The problem => Output the complete listing exactly, please, and keep the pictures out of it.

Data listing =>
▼

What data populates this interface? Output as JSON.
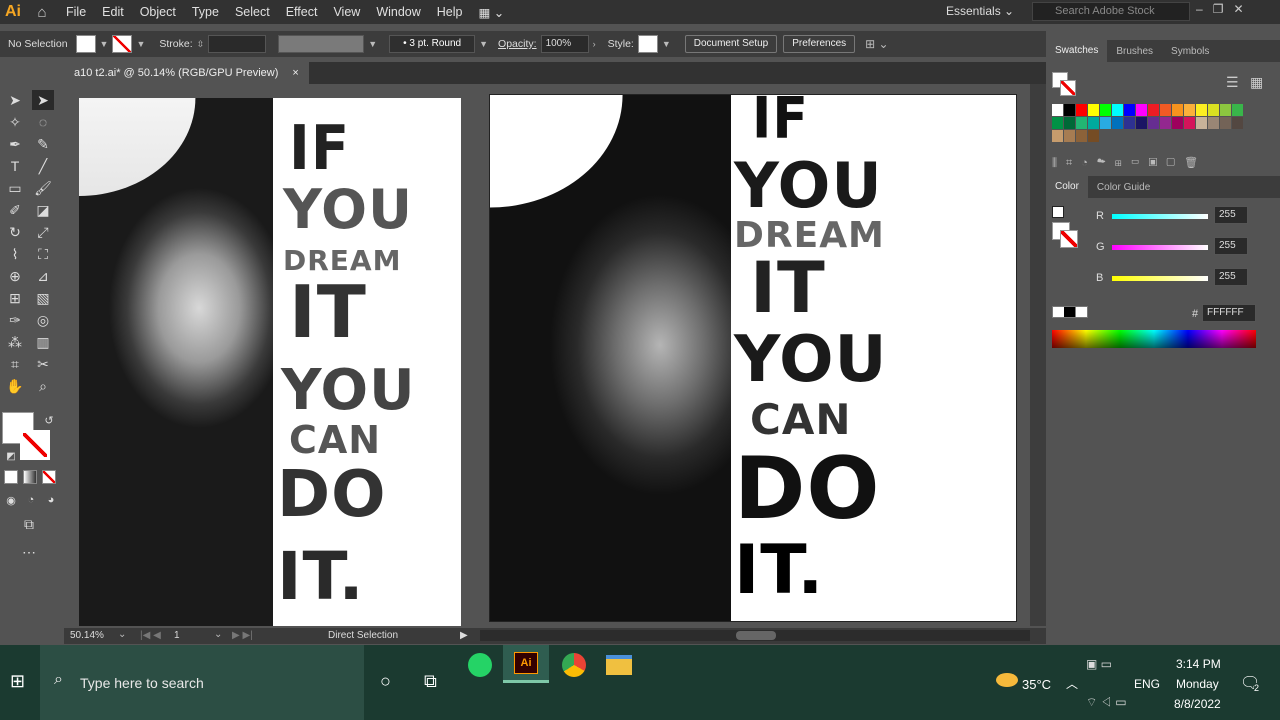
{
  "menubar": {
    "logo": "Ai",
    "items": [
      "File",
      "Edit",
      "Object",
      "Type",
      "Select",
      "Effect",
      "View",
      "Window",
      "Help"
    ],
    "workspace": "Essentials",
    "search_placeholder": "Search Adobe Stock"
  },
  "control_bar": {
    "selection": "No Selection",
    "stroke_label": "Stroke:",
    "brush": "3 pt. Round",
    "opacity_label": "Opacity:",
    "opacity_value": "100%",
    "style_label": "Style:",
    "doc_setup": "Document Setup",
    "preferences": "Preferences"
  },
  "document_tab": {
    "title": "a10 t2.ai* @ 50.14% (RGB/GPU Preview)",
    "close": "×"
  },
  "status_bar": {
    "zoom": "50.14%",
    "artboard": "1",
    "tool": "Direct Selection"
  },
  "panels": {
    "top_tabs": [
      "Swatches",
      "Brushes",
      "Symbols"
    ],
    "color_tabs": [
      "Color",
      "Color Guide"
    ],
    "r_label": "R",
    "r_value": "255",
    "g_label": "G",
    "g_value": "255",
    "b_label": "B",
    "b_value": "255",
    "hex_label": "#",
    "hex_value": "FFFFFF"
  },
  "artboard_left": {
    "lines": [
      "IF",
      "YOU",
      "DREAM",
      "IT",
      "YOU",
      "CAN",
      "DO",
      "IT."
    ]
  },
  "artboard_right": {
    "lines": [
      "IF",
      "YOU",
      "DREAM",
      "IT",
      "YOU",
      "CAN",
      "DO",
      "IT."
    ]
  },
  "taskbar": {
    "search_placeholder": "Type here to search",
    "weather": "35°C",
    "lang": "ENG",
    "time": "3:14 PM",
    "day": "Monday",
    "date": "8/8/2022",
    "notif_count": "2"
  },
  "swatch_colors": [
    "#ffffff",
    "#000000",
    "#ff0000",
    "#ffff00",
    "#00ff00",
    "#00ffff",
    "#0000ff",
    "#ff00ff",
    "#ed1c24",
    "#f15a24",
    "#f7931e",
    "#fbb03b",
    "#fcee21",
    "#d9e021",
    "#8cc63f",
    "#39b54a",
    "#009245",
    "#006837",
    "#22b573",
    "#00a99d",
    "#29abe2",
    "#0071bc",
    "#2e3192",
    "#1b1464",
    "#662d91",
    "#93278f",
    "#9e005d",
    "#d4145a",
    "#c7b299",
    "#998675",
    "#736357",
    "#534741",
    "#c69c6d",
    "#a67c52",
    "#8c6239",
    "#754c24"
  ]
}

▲

Task output =>
What data populates this interface? Output as JSON.
{
  "menubar": {
    "logo": "Ai",
    "items": [
      "File",
      "Edit",
      "Object",
      "Type",
      "Select",
      "Effect",
      "View",
      "Window",
      "Help"
    ],
    "workspace": "Essentials",
    "search_placeholder": "Search Adobe Stock"
  },
  "control_bar": {
    "selection": "No Selection",
    "stroke_label": "Stroke:",
    "brush": "3 pt. Round",
    "opacity_label": "Opacity:",
    "opacity_value": "100%",
    "style_label": "Style:",
    "doc_setup": "Document Setup",
    "preferences": "Preferences"
  },
  "document_tab": {
    "title": "a10 t2.ai* @ 50.14% (RGB/GPU Preview)",
    "close": "×"
  },
  "status_bar": {
    "zoom": "50.14%",
    "artboard": "1",
    "tool": "Direct Selection"
  },
  "panels": {
    "top_tabs": [
      "Swatches",
      "Brushes",
      "Symbols"
    ],
    "color_tabs": [
      "Color",
      "Color Guide"
    ],
    "r_label": "R",
    "r_value": "255",
    "g_label": "G",
    "g_value": "255",
    "b_label": "B",
    "b_value": "255",
    "hex_label": "#",
    "hex_value": "FFFFFF"
  },
  "artboard_left": {
    "lines": [
      "IF",
      "YOU",
      "DREAM",
      "IT",
      "YOU",
      "CAN",
      "DO",
      "IT."
    ]
  },
  "artboard_right": {
    "lines": [
      "IF",
      "YOU",
      "DREAM",
      "IT",
      "YOU",
      "CAN",
      "DO",
      "IT."
    ]
  },
  "taskbar": {
    "search_placeholder": "Type here to search",
    "weather": "35°C",
    "lang": "ENG",
    "time": "3:14 PM",
    "day": "Monday",
    "date": "8/8/2022",
    "notif_count": "2"
  },
  "swatch_colors": [
    "#ffffff",
    "#000000",
    "#ff0000",
    "#ffff00",
    "#00ff00",
    "#00ffff",
    "#0000ff",
    "#ff00ff",
    "#ed1c24",
    "#f15a24",
    "#f7931e",
    "#fbb03b",
    "#fcee21",
    "#d9e021",
    "#8cc63f",
    "#39b54a",
    "#009245",
    "#006837",
    "#22b573",
    "#00a99d",
    "#29abe2",
    "#0071bc",
    "#2e3192",
    "#1b1464",
    "#662d91",
    "#93278f",
    "#9e005d",
    "#d4145a",
    "#c7b299",
    "#998675",
    "#736357",
    "#534741",
    "#c69c6d",
    "#a67c52",
    "#8c6239",
    "#754c24"
  ]
}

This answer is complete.